  • One argument in favor of the way that championships are awarded in college football: the two best teams of the past decade in the NFL were the '01 Rams and the '07 Patriots and neither team won the Super Bowl. In both instances, those teams lost the Super Bowl to opponents with demonstrably inferior records whom the '01 Rams and '07 Pats had beaten on the road during the regular season. It strains the meaning of "champion" to assign that title to the '01 Patriots and '07 Giants. I remain in favor of a small college football playoff; four teams would be good, six teams would be very good, and eight teams would be OK. However, we shouldn't ignore the fact that the absence of the playoff reset button in college football is a good thing in a significant way.

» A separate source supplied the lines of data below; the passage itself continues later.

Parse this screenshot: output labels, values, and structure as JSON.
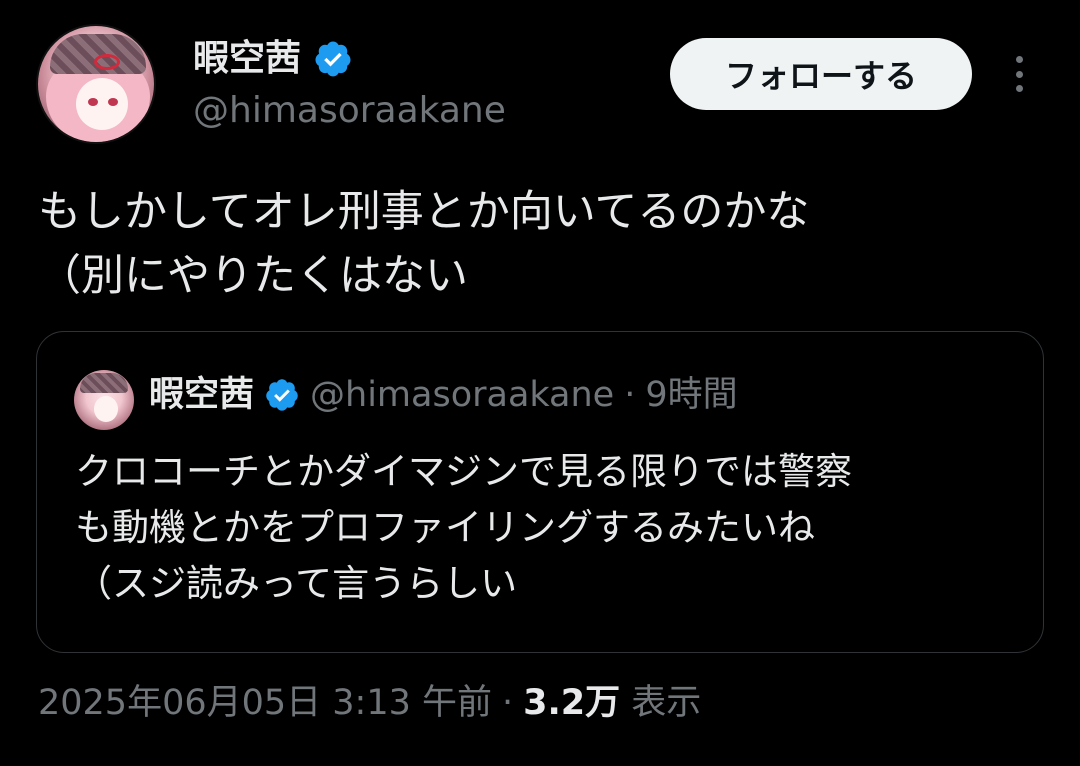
{
  "author": {
    "display_name": "暇空茜",
    "handle": "@himasoraakane",
    "verified": true
  },
  "actions": {
    "follow_label": "フォローする",
    "more_icon": "more-vertical-icon"
  },
  "tweet": {
    "lines": [
      "もしかしてオレ刑事とか向いてるのかな",
      "（別にやりたくはない"
    ]
  },
  "quote": {
    "display_name": "暇空茜",
    "handle": "@himasoraakane",
    "separator": "·",
    "time": "9時間",
    "lines": [
      "クロコーチとかダイマジンで見る限りでは警察",
      "も動機とかをプロファイリングするみたいね",
      "（スジ読みって言うらしい"
    ]
  },
  "footer": {
    "timestamp": "2025年06月05日 3:13 午前",
    "separator": "·",
    "views_count": "3.2万",
    "views_label": "表示"
  },
  "colors": {
    "background": "#000000",
    "text_primary": "#e7e9ea",
    "text_secondary": "#71767b",
    "verified_blue": "#1d9bf0",
    "border": "#2f3336",
    "follow_bg": "#eff3f4"
  }
}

Anonymous said...

Great post! Several thoughts and disagreements:

1) I don't think low variance offense is a viable strategy. I think it puts a team in coinflip games, and that eventually over time, those flips even out. Carr "tried" low variance style football, and he constantly lost 4th quarter leads, and Carr's teams were perpetually playing coinflip games against overmatched opponents.

2) FEI and other drive based (aka "Hidden game") stats have less predictive validity than simple ole' Yards Per Play.

3) Though the 01 Rams and 07 Pats might have deserved to be champions, the playoff system that knocked each team off was very entertaining. Further, both teams beat the eventual champs by roughly one score, so its pretty tough to unequivocally state that one team was so much "better" than the other that the other didn't deserve to be considered a champion.

4) The Eagles were losing to the Giants because of turnovers. Once they stopped turning the ball over, their offense dominated the game.

Michael said...

1. Low variance is a good strategy if a team can pull it off. It's hard as hell to avoid negative plays and consistently churn out medium-sized gains. The Falcons are able to do it, but I don't remember many other teams pulling it off. (The '90 Giants and several Steelers teams come to mind.) The problem with Lloyd's teams is that they weren't really low variance. A low variance offense can run the same plays throughout the game and consistently churn out long drives. Lloyd, on the other hand, had two offenses: the scoring offense and the run-the-clock-out offense. The scoring offense was often excellent, but not in a low variance way. With all of the big plays that Michigan hit in '99 and '03 (to use two years that could have been better without blown leads), those offenses were anything but low variance. The problem arose when Lloyd would change the offense and become uber-predictable with a lead. In other words, he didn't play to his teams' strengths when he had great offenses. That's a different problem.

2. Do you have a link on that? I love any support for the idea that YPP is the best way to measure a team.

3. A one-score win at home is one thing, but a one-score win on the road is a reasonably definitive result. I agree that the NFL playoffs are exciting, but the regular season is devalued by knowing that one team can be far superior over 16 games and still lose out to an inferior opponent based on one game. (Yes, I know that based on the TV ratings, I am on an island on this topic.)

4. The Eagles ran 22 plays in the first half. Only two of their six drives were stopped by turnovers. I think the better conclusion is that their offense was terrible in the first half.